Not the cry, but the flight of the duck, leads the flock to fly and follow.
Affectionately known as “Duckie” to his friends on the Ag Campus, Josh Kelly is a fourth generation duck farmer and a natural born leader.
“The name Duckie started in my first year. Coming from a large duck farm in Ontario it was a way for my peers to recognize me and has really given me an opportunity to leave my legacy within the school. I want the AC to remember Duckie as a student who was always involved in school activities but also knew how to make the best of his university time,” explained Josh.
This large duck farm is King Cole Ducks Ltd., - the largest farm of its kind in Canada producing approximately 2.5 million ducks annually for its line of ready-to-cook and fully cooked duck products.
“The only animals we raise on the farm are ducks and a bunch of rowdy kids growing up on the farm,” he added.
Born and raised in Queensville, Ontario, this third year AgriBusiness student decided to come to school on the East Coast and Dalhousie University’s Faculty of Agriculture.
“Choosing to come to the Faculty of Ag over Guelph was a very difficult decision for me especially when Guelph University is so close to my home town,” he said.
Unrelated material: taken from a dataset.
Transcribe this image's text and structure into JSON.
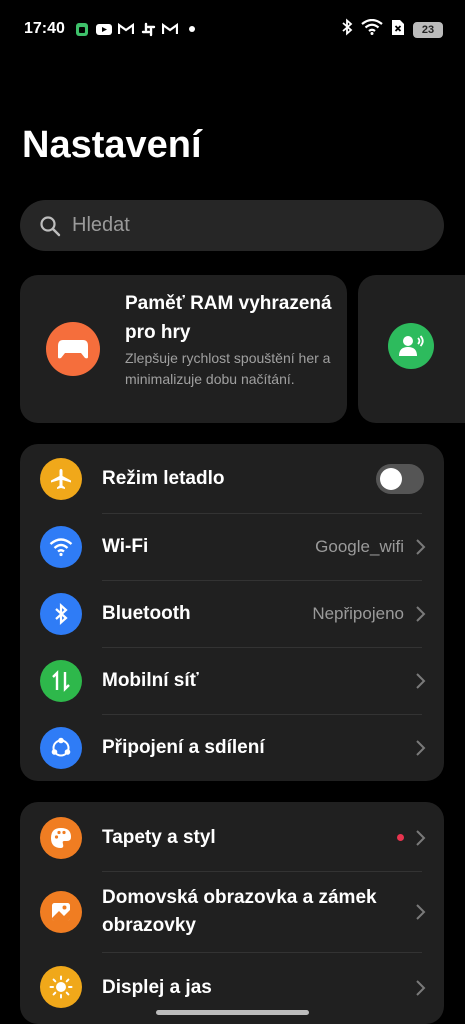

One of the deciding factors for Josh was class size.
“I didn’t believe I could succeed in the learning environment that the larger classes at Guelph provide,” he explained. “With the smaller class sizes at the AC you really gain a very good understanding of the information you are trying to retain and if you are struggling, professors are very good at making sure all of their students are properly taught.”
While here, Duckie has taken campus by storm. Living in residence all four years of his program he became a natural at getting others involved in activities on campus. Josh stays involved by being part of House activities such as House challenges and Monday night hockey. He encourages others to join him by forming friendships and never excluding anyone. “I show the students that getting involved is fun and not just a job,” he explained.
Duckie has now added Residence Assistant to his ever growing list of campus involvements. Leading is natural to Josh. “I’ve always been a leader. Building and maintaining personal relationships with others is the key to success as a leader,” Josh said.
Josh credits his grandfather as a source for inspiration when it comes to being a successful leader. “I’ve always looked up to my grandfather. He started his own farm when he was only 20 years old. Through hard work and being a great leader, he built the business to be the largest one of its kind in Canada,” Josh proudly explains.
These leadership qualities are why Kelly’s 2015 Impact Award came as no surprise to those around him. SAIL (Student Advancement in Leadership) Impact Student Leadership Awards recognize the dedication of the leadership students to their experiential learning and the sharing of their knowledge with others. Kelly was awarded the Residence Student Leadership award. The award recognizes an outstanding student leader who has demonstrated significant leadership, commitment and spirit improving the quality of life for students in residence.
“Getting involved within the campus is most likely the top advice I give to new students entering AC, added Josh. “For people who really want to enjoy the full experience of university life, getting involved is one of the best ways to do so.”
“I have tried to get involved as much as I can. I have been involved through DASA volunteering during orientation week as well as sitting on the student representative council. I also make it a priority to get involved in all house challenges that DASA presents which includes intramural sports events and community events. My position as an RA allows me to help students everyday with student transition and everyday issues.”
And as for his plans after graduation in May, Duckie knows one thing for sure.
“A career in agriculture is a pretty simple choice for me. I grew up working on the farm and there is no better feeling than getting done a long day knowing you have completed your goal. If it’s raising animals or growing crops, after your day you know that you are not only helping yourself earn an income but also helping feed Canadians,” he explained. “Agriculture is one of the only industries that will always be around. You cannot stop growing food because people will always have to eat and to know that you are doing that is pretty amazing if you ask me.”
Josh Kelly clearly has his ducks in a row!